» **ACTION ITEM**
The word to look for is "Blockstrasse". Report every line of the entries below that has it.

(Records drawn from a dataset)

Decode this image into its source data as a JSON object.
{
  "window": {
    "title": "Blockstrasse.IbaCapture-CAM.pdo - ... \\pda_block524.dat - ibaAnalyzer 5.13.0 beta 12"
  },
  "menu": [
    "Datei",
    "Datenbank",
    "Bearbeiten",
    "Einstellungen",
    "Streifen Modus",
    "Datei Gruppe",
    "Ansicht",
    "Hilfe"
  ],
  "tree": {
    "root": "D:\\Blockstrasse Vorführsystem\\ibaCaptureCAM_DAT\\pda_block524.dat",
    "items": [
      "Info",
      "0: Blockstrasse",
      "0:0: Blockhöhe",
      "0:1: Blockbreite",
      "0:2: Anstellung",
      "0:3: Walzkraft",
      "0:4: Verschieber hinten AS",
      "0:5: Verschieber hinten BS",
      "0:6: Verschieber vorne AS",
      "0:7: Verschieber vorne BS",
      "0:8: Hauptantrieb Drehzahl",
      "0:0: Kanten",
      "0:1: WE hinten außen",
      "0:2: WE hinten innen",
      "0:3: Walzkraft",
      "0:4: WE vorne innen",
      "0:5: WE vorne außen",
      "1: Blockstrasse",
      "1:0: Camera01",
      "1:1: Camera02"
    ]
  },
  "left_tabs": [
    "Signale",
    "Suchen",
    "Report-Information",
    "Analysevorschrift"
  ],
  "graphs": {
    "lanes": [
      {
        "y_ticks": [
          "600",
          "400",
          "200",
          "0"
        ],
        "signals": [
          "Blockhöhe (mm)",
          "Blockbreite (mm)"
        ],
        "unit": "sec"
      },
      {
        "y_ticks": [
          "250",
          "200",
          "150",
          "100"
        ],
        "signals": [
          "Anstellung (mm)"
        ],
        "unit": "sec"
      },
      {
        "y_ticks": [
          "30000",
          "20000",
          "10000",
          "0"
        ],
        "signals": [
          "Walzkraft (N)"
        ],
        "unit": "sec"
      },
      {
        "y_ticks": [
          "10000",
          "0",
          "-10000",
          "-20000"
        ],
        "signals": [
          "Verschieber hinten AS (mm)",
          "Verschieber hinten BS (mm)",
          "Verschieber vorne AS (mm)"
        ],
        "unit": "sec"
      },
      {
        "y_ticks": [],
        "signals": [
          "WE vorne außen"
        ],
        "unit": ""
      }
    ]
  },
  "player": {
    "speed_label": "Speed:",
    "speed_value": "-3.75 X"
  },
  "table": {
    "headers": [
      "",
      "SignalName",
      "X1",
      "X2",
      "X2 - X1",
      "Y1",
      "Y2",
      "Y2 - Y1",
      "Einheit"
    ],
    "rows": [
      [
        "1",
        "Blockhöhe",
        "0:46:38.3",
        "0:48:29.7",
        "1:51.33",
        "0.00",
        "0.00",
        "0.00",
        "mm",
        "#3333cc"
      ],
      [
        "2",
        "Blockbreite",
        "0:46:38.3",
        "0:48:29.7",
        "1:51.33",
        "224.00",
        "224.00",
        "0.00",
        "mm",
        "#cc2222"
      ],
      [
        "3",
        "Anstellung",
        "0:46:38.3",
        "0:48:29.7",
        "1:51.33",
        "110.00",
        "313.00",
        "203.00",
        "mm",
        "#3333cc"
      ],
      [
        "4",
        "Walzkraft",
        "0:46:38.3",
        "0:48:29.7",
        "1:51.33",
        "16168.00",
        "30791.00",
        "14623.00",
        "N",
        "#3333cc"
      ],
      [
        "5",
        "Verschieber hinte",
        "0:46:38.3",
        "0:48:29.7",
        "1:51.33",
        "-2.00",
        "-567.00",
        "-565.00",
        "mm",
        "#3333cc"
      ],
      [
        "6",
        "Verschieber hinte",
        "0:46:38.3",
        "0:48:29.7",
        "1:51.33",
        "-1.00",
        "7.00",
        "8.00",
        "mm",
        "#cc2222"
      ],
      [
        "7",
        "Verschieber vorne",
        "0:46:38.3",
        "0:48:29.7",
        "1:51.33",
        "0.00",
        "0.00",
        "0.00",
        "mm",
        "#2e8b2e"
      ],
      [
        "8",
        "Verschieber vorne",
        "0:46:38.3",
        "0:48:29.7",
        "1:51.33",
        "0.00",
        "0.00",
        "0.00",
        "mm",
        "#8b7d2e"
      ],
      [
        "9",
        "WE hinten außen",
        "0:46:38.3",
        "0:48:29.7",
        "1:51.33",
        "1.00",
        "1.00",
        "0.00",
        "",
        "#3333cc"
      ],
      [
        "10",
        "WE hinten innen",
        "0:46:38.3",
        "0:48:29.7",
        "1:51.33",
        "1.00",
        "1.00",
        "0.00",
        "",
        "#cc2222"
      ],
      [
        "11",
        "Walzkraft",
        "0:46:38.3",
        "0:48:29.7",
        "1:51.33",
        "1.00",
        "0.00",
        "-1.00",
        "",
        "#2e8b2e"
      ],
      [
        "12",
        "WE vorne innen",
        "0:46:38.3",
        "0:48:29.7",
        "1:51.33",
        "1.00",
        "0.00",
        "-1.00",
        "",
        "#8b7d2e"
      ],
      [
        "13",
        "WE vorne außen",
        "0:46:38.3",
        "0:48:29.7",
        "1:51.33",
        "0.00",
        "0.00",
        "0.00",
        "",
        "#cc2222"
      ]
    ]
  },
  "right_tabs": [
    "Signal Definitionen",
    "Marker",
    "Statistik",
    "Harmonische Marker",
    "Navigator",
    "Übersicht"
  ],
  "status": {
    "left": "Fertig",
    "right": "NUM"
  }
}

» **RESPONSE BELOW**
    "title": "Blockstrasse.IbaCapture-CAM.pdo - ... \\pda_block524.dat - ibaAnalyzer 5.13.0 beta 12"
    "root": "D:\\Blockstrasse Vorführsystem\\ibaCaptureCAM_DAT\\pda_block524.dat",
      "0: Blockstrasse",
      "1: Blockstrasse",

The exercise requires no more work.